+++ PROVIDED ENTRIES +++
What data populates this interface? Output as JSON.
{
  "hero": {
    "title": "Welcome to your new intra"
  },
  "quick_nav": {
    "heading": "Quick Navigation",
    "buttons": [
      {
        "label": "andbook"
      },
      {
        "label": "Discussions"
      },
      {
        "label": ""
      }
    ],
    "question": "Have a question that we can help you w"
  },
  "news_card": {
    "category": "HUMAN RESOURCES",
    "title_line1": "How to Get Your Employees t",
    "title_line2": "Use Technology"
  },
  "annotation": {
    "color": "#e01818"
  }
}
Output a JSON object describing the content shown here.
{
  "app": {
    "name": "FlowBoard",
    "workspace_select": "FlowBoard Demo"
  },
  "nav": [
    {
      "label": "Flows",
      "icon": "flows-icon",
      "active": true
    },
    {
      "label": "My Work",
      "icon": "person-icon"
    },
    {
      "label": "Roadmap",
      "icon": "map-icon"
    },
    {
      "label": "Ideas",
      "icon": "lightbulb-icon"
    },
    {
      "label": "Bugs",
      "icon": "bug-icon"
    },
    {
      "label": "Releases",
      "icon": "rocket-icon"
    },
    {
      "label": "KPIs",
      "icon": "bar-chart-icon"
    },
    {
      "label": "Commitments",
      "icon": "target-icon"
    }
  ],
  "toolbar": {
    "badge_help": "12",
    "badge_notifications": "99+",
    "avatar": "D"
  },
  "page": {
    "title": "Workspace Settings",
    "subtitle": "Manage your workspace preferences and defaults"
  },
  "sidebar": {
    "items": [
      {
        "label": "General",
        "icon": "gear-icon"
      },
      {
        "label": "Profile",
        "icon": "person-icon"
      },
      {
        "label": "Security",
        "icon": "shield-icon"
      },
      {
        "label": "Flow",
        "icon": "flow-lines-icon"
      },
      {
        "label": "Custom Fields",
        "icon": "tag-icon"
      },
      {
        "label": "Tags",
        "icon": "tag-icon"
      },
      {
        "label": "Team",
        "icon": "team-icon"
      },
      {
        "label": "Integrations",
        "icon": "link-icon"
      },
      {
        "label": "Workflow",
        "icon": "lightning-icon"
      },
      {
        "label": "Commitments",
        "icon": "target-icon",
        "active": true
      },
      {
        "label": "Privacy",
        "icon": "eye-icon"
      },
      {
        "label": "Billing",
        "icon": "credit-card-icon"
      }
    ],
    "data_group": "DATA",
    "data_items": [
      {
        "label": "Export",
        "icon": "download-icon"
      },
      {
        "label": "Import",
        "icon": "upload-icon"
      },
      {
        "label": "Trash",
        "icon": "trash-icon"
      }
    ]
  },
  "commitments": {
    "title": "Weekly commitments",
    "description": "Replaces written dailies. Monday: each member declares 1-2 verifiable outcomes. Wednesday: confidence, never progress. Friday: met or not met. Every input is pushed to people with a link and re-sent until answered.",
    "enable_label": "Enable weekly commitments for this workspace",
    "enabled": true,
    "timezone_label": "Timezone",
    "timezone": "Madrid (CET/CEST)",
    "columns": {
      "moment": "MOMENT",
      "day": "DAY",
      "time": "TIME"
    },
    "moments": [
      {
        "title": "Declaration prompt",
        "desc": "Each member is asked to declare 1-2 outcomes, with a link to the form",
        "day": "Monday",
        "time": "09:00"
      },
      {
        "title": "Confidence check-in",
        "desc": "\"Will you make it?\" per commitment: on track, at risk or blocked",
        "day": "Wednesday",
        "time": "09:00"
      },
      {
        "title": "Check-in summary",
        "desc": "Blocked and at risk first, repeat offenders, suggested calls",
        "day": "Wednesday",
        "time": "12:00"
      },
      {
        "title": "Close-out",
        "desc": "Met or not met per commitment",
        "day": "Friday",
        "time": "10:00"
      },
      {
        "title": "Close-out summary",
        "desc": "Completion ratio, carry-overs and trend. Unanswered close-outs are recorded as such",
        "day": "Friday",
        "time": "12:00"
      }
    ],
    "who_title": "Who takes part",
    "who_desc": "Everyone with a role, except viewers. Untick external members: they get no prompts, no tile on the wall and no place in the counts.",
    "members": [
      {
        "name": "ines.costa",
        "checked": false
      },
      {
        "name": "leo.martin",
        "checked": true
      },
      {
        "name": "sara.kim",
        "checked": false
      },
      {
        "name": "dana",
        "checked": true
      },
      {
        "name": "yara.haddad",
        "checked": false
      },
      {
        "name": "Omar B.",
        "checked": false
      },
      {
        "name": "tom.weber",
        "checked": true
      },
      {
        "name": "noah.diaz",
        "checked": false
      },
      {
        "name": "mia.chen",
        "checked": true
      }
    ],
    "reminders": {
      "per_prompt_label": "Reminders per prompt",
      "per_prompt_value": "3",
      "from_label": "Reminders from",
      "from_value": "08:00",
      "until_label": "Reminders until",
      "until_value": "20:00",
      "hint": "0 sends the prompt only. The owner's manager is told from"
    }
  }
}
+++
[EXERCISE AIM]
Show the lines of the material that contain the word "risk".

[ANSWER TO THIS EXERCISE]
        "desc": "\"Will you make it?\" per commitment: on track, at risk or blocked",
        "desc": "Blocked and at risk first, repeat offenders, suggested calls",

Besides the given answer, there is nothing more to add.